This class is designed for creative professionals of all levels working with type, whether you are brand new, or just want to build on your existing knowledge and fill in the gaps. In-house design teams, web developers, motion graphic designers, recent graduates, freelancers and illustrators working with type: don’t miss your chance to learn from one of the most respected educators in the field.


Ilene Strizver, founder of The Type Studio is a noted typographic educator, consultant, designer and writer. She specializes in all aspect of visual communication, from the aesthetic to the technical. Ilene has written and lectured extensively on type and typographic design to both students and professionals in the field. Ilene formerly was the Director of Typeface Development for International Typeface Corporation (ITC) where she developed more than 300 text and display typefaces with such respected and world-renowned type designers as Sumner Stone, Erik Spiekermann, Jill Bell, Jim Parkinson, Tim Donaldson, and the late Phill Grimshaw. She “cut her typographic teeth” by working on Upper and Lowercase (U&lc) and other type projects with such legendary icons as Ed Benguiat, Aaron Burns and Herb Lubalin. Her clients include Monotype Imaging Corporation, International Typeface Corporation (ITC), Adobe, Linotype, Time Inc., Whole Foods, Harlequin Books, Somerset Entertainment, Integrated Marketing, Parents Magazine, MeadWestvaco, Nationwide Insurance, Life is good, and Johnson & Johnson. Ilene authors the popular column TypeTalk for, as well as fy(t)i For Your Typographic Information and the Fontology series for Her book, Type Rules! The designer’s guide to professional typography, 4th edition has received numerous accolades from the type and design community. She publishes the popular FREE enewsletter, All Things Typographic, and conducts her widely acclaimed Gourmet Typography workshops internationally. Ilene is an adjunct instructor at School of Visual Arts in NYC. Connect with Ilene online: | Book: Type Rules! The Designer’s Guide to Professional Typography | Facebook | Twitter

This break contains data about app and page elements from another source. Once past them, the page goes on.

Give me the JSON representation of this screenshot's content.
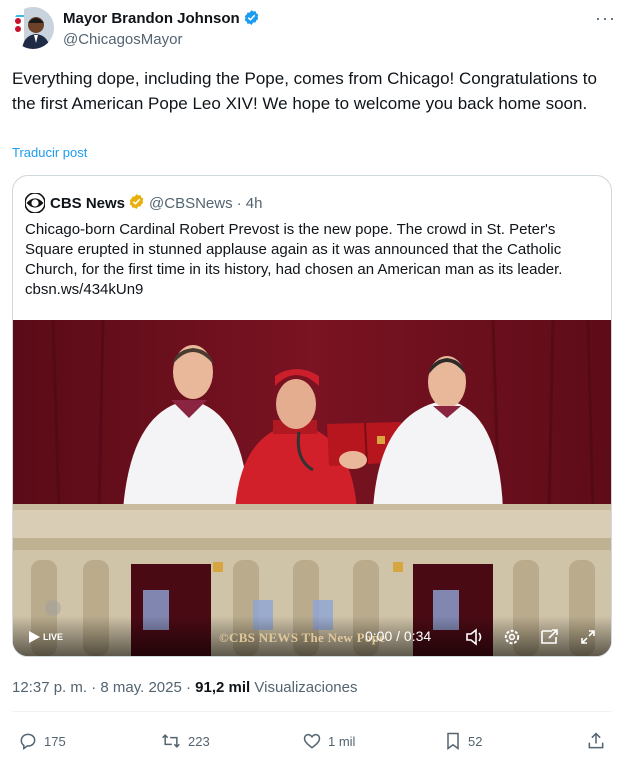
{
  "author": {
    "name": "Mayor Brandon Johnson",
    "handle": "@ChicagosMayor",
    "verified_color": "#1d9bf0"
  },
  "tweet": {
    "text": "Everything dope, including the Pope, comes from Chicago! Congratulations to the first American Pope Leo XIV! We hope to welcome you back home soon.",
    "translate_label": "Traducir post"
  },
  "quote": {
    "source_name": "CBS News",
    "source_handle": "@CBSNews",
    "age": "· 4h",
    "badge_color": "#e8b00c",
    "text": "Chicago-born Cardinal Robert Prevost is the new pope. The crowd in St. Peter's Square erupted in stunned applause again as it was announced that the Catholic Church, for the first time in its history, had chosen an American man as its leader. cbsn.ws/434kUn9",
    "video": {
      "live_label": "LIVE",
      "watermark": "©CBS NEWS The New Pope",
      "time": "0:00 / 0:34",
      "icons": [
        "play-icon",
        "volume-icon",
        "settings-icon",
        "pip-icon",
        "fullscreen-icon"
      ]
    }
  },
  "meta": {
    "time": "12:37 p. m. · 8 may. 2025 ·",
    "views_count": "91,2 mil",
    "views_label": "Visualizaciones"
  },
  "actions": {
    "replies": "175",
    "reposts": "223",
    "likes": "1 mil",
    "bookmarks": "52"
  }
}
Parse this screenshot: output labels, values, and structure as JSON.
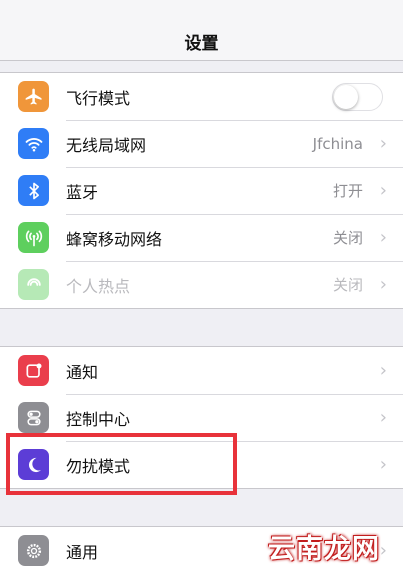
{
  "nav": {
    "title": "设置"
  },
  "group1": [
    {
      "label": "飞行模式",
      "icon": "airplane-icon",
      "color": "#f0963a",
      "control": "toggle",
      "toggle_on": false
    },
    {
      "label": "无线局域网",
      "icon": "wifi-icon",
      "color": "#2f7df6",
      "value": "Jfchina"
    },
    {
      "label": "蓝牙",
      "icon": "bluetooth-icon",
      "color": "#2f7df6",
      "value": "打开"
    },
    {
      "label": "蜂窝移动网络",
      "icon": "cellular-icon",
      "color": "#5ecf5e",
      "value": "关闭"
    },
    {
      "label": "个人热点",
      "icon": "hotspot-icon",
      "color": "#5ecf5e",
      "value": "关闭",
      "disabled": true
    }
  ],
  "group2": [
    {
      "label": "通知",
      "icon": "notification-icon",
      "color": "#ea3e4c"
    },
    {
      "label": "控制中心",
      "icon": "control-center-icon",
      "color": "#8e8e93"
    },
    {
      "label": "勿扰模式",
      "icon": "moon-icon",
      "color": "#5c3dd6"
    }
  ],
  "group3": [
    {
      "label": "通用",
      "icon": "gear-icon",
      "color": "#8e8e93"
    }
  ],
  "chevron": "›",
  "watermark": "云南龙网"
}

a Creativelive Student

Ilene's courses on Typography are jam-packed with excellent information that will elevate the quality of your work in print. She knows what's current, but also what's important in long-time standards, and why. Just an incredible amount of information! you will enjoy watching, but you will want to purchase because of the sheer amount of useful content.

a Creativelive Student

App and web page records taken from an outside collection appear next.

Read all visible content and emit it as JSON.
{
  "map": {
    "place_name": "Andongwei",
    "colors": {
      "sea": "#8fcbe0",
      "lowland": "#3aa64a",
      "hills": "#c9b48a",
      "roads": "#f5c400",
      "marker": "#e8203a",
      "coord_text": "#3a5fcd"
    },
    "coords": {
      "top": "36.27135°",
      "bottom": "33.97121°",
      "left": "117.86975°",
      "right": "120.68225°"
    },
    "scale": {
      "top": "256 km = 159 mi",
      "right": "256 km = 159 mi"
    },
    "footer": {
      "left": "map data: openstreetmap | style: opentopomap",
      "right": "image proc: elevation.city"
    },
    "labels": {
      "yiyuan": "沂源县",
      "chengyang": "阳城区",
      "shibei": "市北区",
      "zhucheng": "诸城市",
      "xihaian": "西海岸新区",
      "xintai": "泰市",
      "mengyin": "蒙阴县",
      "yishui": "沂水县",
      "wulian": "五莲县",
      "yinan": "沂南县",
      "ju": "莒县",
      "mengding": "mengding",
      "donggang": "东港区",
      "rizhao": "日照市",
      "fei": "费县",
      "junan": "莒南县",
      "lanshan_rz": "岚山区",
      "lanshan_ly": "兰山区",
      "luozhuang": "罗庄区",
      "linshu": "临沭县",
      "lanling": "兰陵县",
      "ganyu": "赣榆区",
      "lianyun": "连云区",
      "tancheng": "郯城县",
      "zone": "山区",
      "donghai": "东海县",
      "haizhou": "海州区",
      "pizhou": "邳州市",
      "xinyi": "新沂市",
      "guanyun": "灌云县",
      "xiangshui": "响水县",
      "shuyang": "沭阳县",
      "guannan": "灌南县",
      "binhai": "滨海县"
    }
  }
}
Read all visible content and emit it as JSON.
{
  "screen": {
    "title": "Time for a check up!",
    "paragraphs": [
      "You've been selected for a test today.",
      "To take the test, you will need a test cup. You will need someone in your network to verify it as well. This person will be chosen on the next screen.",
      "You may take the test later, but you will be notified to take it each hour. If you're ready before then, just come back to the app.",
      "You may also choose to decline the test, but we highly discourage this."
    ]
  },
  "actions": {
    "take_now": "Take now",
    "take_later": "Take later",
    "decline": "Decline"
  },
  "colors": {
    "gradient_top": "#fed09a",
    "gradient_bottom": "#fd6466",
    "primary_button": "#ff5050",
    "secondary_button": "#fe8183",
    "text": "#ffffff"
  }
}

This course is packed full of the answers to questions I've had at the back of my mind for a long time. Ilene teaches with great clarity, her material is well organised, and she teaches at a good pace - with a bit of humor to lighten it up. I found it really useful.


This course taught me very well about Typography. I knew almost nothing before taking it (I barely understood then the difference between Serif and Sans-Serif...). And now, I feel that I really understand a lot. It is a very good starter to learn when, how and why to use type. Plus, Ilene is a great teacher with a big sense of humor and a lot of experience in Typography. A must have for everyone who want to understand something about types and fonts.